▸ **Your task**
What is wanted is every record, duplicated word for word.

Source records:

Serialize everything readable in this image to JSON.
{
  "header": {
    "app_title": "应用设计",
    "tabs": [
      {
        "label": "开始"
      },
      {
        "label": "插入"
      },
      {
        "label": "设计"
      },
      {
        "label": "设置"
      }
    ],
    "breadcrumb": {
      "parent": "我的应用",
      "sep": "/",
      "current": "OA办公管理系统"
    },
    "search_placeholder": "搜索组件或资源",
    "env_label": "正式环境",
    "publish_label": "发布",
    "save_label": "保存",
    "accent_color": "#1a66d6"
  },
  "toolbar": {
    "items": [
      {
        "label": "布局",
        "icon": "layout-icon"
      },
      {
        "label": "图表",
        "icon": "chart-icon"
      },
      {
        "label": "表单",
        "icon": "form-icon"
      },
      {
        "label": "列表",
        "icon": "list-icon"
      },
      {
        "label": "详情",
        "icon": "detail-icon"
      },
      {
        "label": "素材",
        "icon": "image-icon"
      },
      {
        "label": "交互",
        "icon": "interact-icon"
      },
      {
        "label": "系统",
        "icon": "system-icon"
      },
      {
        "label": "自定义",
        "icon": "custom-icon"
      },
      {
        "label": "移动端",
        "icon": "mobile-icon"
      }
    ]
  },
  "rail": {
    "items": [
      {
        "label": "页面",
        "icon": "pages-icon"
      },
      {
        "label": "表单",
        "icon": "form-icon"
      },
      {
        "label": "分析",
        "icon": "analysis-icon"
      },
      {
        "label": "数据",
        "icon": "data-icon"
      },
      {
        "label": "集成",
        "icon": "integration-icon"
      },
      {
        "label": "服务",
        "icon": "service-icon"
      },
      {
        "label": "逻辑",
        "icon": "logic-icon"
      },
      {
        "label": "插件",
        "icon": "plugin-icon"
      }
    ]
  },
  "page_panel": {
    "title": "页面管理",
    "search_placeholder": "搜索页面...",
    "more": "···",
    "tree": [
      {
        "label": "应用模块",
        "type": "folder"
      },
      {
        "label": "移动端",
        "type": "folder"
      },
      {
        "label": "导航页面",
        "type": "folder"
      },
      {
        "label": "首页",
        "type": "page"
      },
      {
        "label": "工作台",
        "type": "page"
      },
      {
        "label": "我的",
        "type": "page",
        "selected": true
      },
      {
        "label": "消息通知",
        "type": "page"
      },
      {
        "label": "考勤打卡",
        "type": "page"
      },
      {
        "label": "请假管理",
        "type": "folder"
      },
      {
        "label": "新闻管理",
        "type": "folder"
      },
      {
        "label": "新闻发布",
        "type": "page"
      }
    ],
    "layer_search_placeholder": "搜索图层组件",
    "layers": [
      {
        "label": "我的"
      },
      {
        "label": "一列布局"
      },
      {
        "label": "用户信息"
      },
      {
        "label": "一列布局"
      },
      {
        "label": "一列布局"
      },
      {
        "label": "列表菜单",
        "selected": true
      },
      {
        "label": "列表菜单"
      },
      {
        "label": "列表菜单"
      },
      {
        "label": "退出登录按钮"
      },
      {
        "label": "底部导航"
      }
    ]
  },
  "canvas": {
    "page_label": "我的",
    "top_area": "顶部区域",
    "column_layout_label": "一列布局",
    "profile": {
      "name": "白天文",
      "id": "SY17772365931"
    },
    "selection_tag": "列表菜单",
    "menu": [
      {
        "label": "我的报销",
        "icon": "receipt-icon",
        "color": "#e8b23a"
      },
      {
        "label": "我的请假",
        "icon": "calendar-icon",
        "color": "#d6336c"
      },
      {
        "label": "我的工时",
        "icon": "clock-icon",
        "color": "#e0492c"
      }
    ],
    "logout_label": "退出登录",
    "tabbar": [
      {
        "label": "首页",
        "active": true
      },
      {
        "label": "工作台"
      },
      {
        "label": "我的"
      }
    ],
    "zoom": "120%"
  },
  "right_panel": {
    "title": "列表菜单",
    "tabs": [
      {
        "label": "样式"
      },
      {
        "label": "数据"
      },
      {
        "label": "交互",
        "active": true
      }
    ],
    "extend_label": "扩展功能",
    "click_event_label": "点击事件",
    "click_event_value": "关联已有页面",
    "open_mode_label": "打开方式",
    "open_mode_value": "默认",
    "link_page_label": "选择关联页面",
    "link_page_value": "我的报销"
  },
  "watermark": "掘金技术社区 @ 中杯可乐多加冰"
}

▸ **Output below**
Serialize everything readable in this image to JSON.
{
  "header": {
    "app_title": "应用设计",
    "tabs": [
      {
        "label": "开始"
      },
      {
        "label": "插入"
      },
      {
        "label": "设计"
      },
      {
        "label": "设置"
      }
    ],
    "breadcrumb": {
      "parent": "我的应用",
      "sep": "/",
      "current": "OA办公管理系统"
    },
    "search_placeholder": "搜索组件或资源",
    "env_label": "正式环境",
    "publish_label": "发布",
    "save_label": "保存",
    "accent_color": "#1a66d6"
  },
  "toolbar": {
    "items": [
      {
        "label": "布局",
        "icon": "layout-icon"
      },
      {
        "label": "图表",
        "icon": "chart-icon"
      },
      {
        "label": "表单",
        "icon": "form-icon"
      },
      {
        "label": "列表",
        "icon": "list-icon"
      },
      {
        "label": "详情",
        "icon": "detail-icon"
      },
      {
        "label": "素材",
        "icon": "image-icon"
      },
      {
        "label": "交互",
        "icon": "interact-icon"
      },
      {
        "label": "系统",
        "icon": "system-icon"
      },
      {
        "label": "自定义",
        "icon": "custom-icon"
      },
      {
        "label": "移动端",
        "icon": "mobile-icon"
      }
    ]
  },
  "rail": {
    "items": [
      {
        "label": "页面",
        "icon": "pages-icon"
      },
      {
        "label": "表单",
        "icon": "form-icon"
      },
      {
        "label": "分析",
        "icon": "analysis-icon"
      },
      {
        "label": "数据",
        "icon": "data-icon"
      },
      {
        "label": "集成",
        "icon": "integration-icon"
      },
      {
        "label": "服务",
        "icon": "service-icon"
      },
      {
        "label": "逻辑",
        "icon": "logic-icon"
      },
      {
        "label": "插件",
        "icon": "plugin-icon"
      }
    ]
  },
  "page_panel": {
    "title": "页面管理",
    "search_placeholder": "搜索页面...",
    "more": "···",
    "tree": [
      {
        "label": "应用模块",
        "type": "folder"
      },
      {
        "label": "移动端",
        "type": "folder"
      },
      {
        "label": "导航页面",
        "type": "folder"
      },
      {
        "label": "首页",
        "type": "page"
      },
      {
        "label": "工作台",
        "type": "page"
      },
      {
        "label": "我的",
        "type": "page",
        "selected": true
      },
      {
        "label": "消息通知",
        "type": "page"
      },
      {
        "label": "考勤打卡",
        "type": "page"
      },
      {
        "label": "请假管理",
        "type": "folder"
      },
      {
        "label": "新闻管理",
        "type": "folder"
      },
      {
        "label": "新闻发布",
        "type": "page"
      }
    ],
    "layer_search_placeholder": "搜索图层组件",
    "layers": [
      {
        "label": "我的"
      },
      {
        "label": "一列布局"
      },
      {
        "label": "用户信息"
      },
      {
        "label": "一列布局"
      },
      {
        "label": "一列布局"
      },
      {
        "label": "列表菜单",
        "selected": true
      },
      {
        "label": "列表菜单"
      },
      {
        "label": "列表菜单"
      },
      {
        "label": "退出登录按钮"
      },
      {
        "label": "底部导航"
      }
    ]
  },
  "canvas": {
    "page_label": "我的",
    "top_area": "顶部区域",
    "column_layout_label": "一列布局",
    "profile": {
      "name": "白天文",
      "id": "SY17772365931"
    },
    "selection_tag": "列表菜单",
    "menu": [
      {
        "label": "我的报销",
        "icon": "receipt-icon",
        "color": "#e8b23a"
      },
      {
        "label": "我的请假",
        "icon": "calendar-icon",
        "color": "#d6336c"
      },
      {
        "label": "我的工时",
        "icon": "clock-icon",
        "color": "#e0492c"
      }
    ],
    "logout_label": "退出登录",
    "tabbar": [
      {
        "label": "首页",
        "active": true
      },
      {
        "label": "工作台"
      },
      {
        "label": "我的"
      }
    ],
    "zoom": "120%"
  },
  "right_panel": {
    "title": "列表菜单",
    "tabs": [
      {
        "label": "样式"
      },
      {
        "label": "数据"
      },
      {
        "label": "交互",
        "active": true
      }
    ],
    "extend_label": "扩展功能",
    "click_event_label": "点击事件",
    "click_event_value": "关联已有页面",
    "open_mode_label": "打开方式",
    "open_mode_value": "默认",
    "link_page_label": "选择关联页面",
    "link_page_value": "我的报销"
  },
  "watermark": "掘金技术社区 @ 中杯可乐多加冰"
}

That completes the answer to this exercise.